THE DATA:
------------------------------------------------------------

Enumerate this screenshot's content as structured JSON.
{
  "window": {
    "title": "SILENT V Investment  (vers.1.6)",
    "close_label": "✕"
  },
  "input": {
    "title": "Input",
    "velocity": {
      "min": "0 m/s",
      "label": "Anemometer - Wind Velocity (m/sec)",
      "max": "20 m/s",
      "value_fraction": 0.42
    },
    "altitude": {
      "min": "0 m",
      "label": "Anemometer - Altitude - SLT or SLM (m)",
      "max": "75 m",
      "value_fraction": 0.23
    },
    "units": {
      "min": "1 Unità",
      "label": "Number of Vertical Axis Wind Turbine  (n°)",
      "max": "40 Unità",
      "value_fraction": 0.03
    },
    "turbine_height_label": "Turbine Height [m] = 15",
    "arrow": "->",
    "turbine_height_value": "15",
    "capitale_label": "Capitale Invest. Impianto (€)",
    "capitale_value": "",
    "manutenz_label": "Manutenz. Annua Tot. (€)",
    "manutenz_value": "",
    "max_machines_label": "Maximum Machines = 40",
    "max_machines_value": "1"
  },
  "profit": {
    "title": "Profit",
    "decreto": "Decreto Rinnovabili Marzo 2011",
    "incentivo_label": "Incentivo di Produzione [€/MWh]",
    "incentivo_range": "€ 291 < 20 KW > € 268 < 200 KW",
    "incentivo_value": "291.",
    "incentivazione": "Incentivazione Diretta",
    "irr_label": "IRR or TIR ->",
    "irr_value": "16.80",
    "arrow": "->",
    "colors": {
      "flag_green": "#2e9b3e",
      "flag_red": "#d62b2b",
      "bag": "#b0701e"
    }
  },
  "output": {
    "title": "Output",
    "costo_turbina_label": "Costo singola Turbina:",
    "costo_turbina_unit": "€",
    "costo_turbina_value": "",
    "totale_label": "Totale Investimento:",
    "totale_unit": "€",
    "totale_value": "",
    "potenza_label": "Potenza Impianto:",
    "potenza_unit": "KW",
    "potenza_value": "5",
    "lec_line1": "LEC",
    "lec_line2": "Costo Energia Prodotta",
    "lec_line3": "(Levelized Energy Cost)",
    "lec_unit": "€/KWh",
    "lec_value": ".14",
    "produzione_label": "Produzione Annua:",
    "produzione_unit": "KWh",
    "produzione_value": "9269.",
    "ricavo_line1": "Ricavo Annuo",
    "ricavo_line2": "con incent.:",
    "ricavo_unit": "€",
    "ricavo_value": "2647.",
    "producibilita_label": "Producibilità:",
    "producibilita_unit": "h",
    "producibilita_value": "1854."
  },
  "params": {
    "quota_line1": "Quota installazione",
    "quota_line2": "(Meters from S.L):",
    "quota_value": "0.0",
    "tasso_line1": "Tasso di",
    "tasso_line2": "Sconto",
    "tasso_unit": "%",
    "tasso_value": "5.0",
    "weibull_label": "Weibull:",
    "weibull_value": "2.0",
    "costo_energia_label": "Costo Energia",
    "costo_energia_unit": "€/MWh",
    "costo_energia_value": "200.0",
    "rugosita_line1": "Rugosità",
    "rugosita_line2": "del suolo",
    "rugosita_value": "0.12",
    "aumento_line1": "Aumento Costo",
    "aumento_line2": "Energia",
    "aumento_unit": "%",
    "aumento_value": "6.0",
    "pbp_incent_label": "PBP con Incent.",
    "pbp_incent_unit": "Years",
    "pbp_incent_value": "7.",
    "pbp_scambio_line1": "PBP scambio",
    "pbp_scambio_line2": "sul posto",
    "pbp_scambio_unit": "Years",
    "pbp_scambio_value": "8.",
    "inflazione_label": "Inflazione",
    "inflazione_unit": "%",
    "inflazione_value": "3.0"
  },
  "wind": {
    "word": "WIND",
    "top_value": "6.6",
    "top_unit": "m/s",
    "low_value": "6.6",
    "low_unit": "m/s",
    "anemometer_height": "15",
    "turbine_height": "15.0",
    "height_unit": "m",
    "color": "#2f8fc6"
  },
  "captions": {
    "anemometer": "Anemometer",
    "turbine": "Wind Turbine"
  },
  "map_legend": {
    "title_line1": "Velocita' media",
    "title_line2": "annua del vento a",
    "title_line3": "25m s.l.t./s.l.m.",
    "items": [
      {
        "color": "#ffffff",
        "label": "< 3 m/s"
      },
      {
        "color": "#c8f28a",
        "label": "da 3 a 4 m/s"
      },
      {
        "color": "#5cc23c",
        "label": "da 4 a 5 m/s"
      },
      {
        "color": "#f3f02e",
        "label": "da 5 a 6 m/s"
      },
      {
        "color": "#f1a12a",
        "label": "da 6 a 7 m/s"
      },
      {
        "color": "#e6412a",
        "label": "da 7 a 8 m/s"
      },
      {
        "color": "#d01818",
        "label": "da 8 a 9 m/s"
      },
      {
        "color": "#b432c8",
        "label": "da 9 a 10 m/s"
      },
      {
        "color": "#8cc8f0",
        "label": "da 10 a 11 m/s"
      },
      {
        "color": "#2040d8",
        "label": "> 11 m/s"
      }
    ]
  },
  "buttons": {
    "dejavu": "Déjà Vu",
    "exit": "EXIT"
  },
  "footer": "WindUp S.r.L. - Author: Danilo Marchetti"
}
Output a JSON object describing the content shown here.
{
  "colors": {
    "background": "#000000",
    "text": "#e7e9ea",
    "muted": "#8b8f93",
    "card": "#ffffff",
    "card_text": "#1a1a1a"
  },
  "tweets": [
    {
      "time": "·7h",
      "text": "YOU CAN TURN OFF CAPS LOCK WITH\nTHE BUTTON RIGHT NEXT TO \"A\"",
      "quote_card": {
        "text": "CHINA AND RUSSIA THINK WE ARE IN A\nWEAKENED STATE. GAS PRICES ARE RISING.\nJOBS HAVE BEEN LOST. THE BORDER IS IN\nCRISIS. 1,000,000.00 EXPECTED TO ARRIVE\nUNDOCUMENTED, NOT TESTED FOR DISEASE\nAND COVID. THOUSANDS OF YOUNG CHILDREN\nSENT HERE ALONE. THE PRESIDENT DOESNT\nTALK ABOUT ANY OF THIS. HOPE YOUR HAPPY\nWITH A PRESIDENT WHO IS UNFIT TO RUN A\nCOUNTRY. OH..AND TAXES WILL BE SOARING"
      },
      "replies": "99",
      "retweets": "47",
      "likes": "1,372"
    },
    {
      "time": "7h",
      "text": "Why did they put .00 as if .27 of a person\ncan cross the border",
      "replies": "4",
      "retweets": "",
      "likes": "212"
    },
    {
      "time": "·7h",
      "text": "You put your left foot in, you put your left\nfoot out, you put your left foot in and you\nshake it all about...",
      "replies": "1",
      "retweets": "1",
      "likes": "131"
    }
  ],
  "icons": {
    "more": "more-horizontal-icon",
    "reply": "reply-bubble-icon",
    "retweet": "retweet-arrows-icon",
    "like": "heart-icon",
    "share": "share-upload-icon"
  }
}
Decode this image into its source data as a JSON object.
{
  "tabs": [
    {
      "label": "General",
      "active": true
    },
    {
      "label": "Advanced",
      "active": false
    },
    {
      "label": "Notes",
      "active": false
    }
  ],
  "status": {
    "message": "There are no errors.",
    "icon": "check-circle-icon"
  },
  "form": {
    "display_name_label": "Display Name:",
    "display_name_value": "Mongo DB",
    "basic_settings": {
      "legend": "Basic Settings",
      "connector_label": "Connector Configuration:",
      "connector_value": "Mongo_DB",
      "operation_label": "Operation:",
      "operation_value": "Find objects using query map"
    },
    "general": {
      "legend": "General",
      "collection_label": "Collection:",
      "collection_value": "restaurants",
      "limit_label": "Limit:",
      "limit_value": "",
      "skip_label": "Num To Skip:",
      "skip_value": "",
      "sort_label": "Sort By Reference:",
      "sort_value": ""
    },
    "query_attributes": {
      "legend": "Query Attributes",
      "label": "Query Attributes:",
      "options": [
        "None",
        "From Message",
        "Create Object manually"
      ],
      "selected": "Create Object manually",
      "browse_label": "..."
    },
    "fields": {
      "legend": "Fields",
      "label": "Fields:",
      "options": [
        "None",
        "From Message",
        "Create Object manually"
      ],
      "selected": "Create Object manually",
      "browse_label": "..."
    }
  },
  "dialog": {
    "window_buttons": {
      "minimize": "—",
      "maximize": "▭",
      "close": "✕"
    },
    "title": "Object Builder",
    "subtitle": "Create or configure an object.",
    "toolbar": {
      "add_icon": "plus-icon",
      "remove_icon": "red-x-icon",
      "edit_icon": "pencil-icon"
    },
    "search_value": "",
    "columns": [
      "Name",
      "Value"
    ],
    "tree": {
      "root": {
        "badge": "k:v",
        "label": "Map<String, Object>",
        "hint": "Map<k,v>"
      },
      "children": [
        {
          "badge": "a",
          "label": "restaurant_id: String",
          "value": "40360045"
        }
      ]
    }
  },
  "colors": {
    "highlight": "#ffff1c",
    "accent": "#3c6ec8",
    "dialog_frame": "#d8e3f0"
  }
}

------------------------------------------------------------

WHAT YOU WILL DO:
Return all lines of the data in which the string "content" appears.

ANSWER SPACE:
Enumerate this screenshot's content as structured JSON.
Output a JSON object describing the content shown here.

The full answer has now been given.